Local public health leaders and advocates are calling on the state to require masks in schools this fall. While Rhode Island’s vaccination rate is high — more than 81 percent of adults 18 and older are at least partially vaccinated — children under the age of 12 are still not eligible for a vaccine. And the highly contagious Delta variant of the virus has led to an uptick in cases, especially among unvaccinated individuals.
“The enemy has changed. Delta is now associated with the vast majority of cases in the U.S. and this variant is more ‘sticky’ to human cells, and causes clinical disease up to two days earlier, can result in viral loads in the airway that are 1,000-fold higher, and cause more reinfections or even evade, in some degree, vaccine-induced immune responses,” said Dr. Eleftherios Mylonakis, an infectious disease professor at Brown University and chief of infectious diseases at Rhode Island and The Miriam Hospitals.
More than a quarter of new COVID-19 cases in Rhode Island are among children under the age of 12 who cannot get vaccinated, according to data by the state health department.
“Our kids were fortunate enough [last year] to be in school all day, every day, for the full academic year. The mask mandate is what made that possible, and there were no instances of widespread transmission in our schools,” said Sean Donovan, a North Kingstown parent of two elementary school students. “I’m surprised that it’s even still a discussion in Rhode Island.”
The Rhode Island chapter of the American Academy of Pediatrics recently sent a letter to all superintendents in the state, urging them to support universal masking.
“Thanks to the widely circulating and much more contagious Delta variant, the idea that COVID-19 infection is not a major threat to children is being re-examined,” read the letter.
They said a recent study reports that nearly 5 percent of all COVID-infected children have lingering symptoms such as MIS-C, fatigue, and brain fog for more than four weeks after their symptoms started, which could result in additional missed school and learning loss.
Politicians are also pressuring the governor to act: Late last week, Secretary of State Nellie M. Gorbea, who is running for governor in 2022 against McKee, called for statewide mask mandate in all Rhode Island schools, as has State Treasurer Seth Magaziner, another likely 2022 candidate.
In response, McKee’s campaign spokesman Mike Trainor released a statement chastising Gorbea for politicizing the problem, and pointing out that “she does not have access to the national and local reservoir of data and medical/science resources that the McKee administration has had as it continues to monitor this particular issue.”
The mask mandate for all state offices and facilities means that masks are now required for all students, faculty, and staff at Rhode Island College, the University of Rhode Island, and the Community College of Rhode Island. Brown University reinstated its indoor mask policy and increased the frequency of mandatory COVID-19 tests for students and employees earlier this month, even though more than 95 percent of employees and more than 94 percent of students are fully vaccinated.
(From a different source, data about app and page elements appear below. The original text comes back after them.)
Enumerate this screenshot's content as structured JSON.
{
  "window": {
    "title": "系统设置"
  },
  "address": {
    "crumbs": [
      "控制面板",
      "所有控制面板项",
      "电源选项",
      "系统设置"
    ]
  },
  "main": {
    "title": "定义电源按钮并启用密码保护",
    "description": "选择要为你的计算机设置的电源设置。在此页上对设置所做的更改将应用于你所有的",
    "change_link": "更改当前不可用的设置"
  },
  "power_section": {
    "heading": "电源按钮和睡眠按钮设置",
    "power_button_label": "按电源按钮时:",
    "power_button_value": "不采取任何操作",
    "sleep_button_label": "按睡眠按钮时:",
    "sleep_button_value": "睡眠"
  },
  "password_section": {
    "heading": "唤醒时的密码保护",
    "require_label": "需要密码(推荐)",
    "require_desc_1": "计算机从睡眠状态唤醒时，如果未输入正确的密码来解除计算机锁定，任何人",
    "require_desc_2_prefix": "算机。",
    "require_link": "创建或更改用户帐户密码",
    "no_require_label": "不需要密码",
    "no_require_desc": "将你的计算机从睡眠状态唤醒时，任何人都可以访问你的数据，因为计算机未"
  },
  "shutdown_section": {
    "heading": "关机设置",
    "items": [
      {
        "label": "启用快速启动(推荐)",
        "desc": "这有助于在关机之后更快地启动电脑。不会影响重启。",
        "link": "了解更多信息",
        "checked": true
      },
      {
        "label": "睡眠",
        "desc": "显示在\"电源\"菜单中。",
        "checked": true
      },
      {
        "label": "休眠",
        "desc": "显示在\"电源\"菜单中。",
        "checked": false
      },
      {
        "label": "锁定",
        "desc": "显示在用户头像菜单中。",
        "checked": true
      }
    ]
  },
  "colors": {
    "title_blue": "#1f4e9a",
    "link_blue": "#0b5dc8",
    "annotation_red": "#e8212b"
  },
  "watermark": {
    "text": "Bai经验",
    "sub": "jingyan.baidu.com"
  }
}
On Saturday, 34 Rhode Island lawmakers signed on to a letter asking McKee to consider the data and declare an executive order requiring facial coverings for school students, teachers, staff, and visitors to K-12 schools regardless of vaccination status.
“The decision of whether or not to require masking in schools is of vital importance to the health and well-being of Rhode Islanders,” read the letter. “Therefore, any actions must be guided by experts in the field of public health and epidemiology and should not be delegated to municipal school departments.”